### Record extracts
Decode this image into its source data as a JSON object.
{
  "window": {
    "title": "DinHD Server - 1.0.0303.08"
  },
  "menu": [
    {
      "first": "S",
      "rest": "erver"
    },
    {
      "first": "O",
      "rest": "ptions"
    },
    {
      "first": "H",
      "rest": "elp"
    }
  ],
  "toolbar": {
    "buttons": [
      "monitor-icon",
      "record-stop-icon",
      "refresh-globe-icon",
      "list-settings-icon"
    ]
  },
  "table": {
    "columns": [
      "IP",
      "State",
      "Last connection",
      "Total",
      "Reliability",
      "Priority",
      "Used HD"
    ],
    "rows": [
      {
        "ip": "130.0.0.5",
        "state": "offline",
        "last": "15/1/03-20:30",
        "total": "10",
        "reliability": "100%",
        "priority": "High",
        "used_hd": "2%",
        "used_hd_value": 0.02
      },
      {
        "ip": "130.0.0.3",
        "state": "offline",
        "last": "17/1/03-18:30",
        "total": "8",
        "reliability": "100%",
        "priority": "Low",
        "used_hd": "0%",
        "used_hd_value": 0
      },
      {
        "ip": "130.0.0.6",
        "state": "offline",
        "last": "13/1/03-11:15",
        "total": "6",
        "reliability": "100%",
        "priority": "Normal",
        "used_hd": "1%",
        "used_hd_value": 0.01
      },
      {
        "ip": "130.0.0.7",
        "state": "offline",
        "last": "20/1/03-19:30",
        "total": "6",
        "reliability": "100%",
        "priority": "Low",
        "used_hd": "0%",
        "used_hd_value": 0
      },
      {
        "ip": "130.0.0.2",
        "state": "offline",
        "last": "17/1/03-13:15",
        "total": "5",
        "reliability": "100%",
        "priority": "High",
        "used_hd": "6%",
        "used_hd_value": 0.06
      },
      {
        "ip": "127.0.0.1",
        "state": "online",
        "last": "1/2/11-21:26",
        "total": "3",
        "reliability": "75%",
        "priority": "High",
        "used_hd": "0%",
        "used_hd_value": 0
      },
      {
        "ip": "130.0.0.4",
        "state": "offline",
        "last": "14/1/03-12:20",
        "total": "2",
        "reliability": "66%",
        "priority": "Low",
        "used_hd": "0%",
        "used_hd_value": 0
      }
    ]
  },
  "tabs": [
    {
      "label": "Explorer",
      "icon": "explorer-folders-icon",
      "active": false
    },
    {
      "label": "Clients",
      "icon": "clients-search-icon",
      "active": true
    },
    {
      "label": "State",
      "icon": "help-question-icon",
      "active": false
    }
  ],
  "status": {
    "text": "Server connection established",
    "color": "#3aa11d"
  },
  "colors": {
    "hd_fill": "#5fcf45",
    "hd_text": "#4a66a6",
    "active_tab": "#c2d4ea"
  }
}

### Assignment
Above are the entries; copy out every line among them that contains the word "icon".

### Result of this exercise
      "monitor-icon",
      "record-stop-icon",
      "refresh-globe-icon",
      "list-settings-icon"
      "icon": "explorer-folders-icon",
      "icon": "clients-search-icon",
      "icon": "help-question-icon",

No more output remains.